CPS officials did not immediately return messages to comment on whether Martinez was having problems or was planning to be tested.
The mayor’s office declined to say exactly when Lightfoot began feeling symptoms, how many people she had been in contact with, or whether other employees will take additional precautions.
Lightfoot’s communications director noted that the office follows the CDC guidelines for fully vaccinated and boosted people who are not required to stay home after close contact unless they develop symptoms. However, they are encouraged to be tested in five days, keep an eye on symptoms for at least 10 days, and wear a well-fitting mask when near others.
Lightfoot will now work from home for at least five days after a stalemate with the Chicago Teachers Union, where she refused to move on to a shift to distance learning, as COVID-19 cases and hospitalizations are at an all-time high throughout the city.
While the union had been pushing for a break in personal learning amid the recent rise in coronavirus until January 18, the Lightfoot administration has maintained that personal learning is essential for students who have already lost months of teaching time during the pandemic.
“I hope we get a stable, uneventful rest of the school year,” Lightfoot said Monday night.
Her COVID diagnosis is the latest twist in the city’s COVID-19 saga, which gripped Chicago about 10 months after Lightfoot took office. She has faced public setbacks from both ends of the political spectrum over the past 20 months, aiming for a balance between public health and economic well-being.
Critics have criticized her for being too cautious in some cases – such as when she kept limits on bar and restaurant services last year, and recently when she imposed a vaccine mandate. Others have turned on her for not being careful enough, including CTU leaders and those who questioned her judgment in giving the green light for Lollapalooza to return over the summer.
Now Lightfoot is among nearly a quarter of a million residents of Illinois who have tested positive for the virus over the past week, including an increasing number of elected officials. U.S. Representatives Bobby Rush and Sean Casten have both been tested positive, as has Lieutenant Governor Juliana Stratton.
Sends my best wishes for full and speedy recovery to @chicagosmayor.

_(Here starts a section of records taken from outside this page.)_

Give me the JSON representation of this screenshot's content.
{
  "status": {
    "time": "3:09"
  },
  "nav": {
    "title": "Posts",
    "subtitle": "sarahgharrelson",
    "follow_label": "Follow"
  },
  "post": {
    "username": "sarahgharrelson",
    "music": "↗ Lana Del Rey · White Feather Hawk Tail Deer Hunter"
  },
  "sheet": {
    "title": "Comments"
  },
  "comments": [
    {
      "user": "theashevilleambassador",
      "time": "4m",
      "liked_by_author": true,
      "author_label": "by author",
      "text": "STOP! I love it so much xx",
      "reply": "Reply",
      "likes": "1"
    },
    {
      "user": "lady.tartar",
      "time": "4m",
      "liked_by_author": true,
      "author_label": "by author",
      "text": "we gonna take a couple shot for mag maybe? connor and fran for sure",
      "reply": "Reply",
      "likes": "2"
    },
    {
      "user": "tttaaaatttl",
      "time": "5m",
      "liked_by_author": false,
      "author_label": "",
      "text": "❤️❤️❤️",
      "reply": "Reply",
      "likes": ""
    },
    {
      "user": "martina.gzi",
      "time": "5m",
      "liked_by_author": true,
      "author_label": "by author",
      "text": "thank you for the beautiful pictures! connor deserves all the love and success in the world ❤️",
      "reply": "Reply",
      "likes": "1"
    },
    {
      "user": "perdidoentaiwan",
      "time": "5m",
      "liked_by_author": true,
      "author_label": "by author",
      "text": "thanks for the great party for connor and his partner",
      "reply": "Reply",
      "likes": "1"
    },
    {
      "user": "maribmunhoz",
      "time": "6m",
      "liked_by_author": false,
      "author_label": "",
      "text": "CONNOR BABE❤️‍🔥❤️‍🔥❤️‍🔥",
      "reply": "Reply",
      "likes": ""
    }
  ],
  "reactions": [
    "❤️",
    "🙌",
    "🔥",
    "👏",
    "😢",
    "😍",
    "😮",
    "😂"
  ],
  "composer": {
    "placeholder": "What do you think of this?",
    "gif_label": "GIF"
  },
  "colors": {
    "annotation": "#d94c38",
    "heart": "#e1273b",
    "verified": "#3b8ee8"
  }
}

I urge all Illinois residents to follow in the mayor’s footsteps and be vaccinated, boosted and tested – that’s how we end this pandemic. https://t.co/ne9b0CObTL
– Governor JB Pritzker (@GovPritzker) January 11, 2022
Governor JB Pritzker worked externally for most of last week after close contact with a COVID-19-positive government employee, but the governor himself has not reported having tested positive.
On Tuesday afternoon, Pritzker tweeted his “best wishes for a full and speedy recovery” to Lightfoot.
Officials have urged residents to be vaccinated and boosted as the highly transmissible Omicron variant causes more breakthrough cases. The vaccines have still proven to be very effective in preventing serious cases that require hospitalization.
Take good care of yourself, Mayor! May you recover quickly and completely.
Everyone, get vaccinated! https://t.co/e96cvrdV7L
– Lieutenant Governor Juliana Stratton (@LtGovStratton) January 11, 2022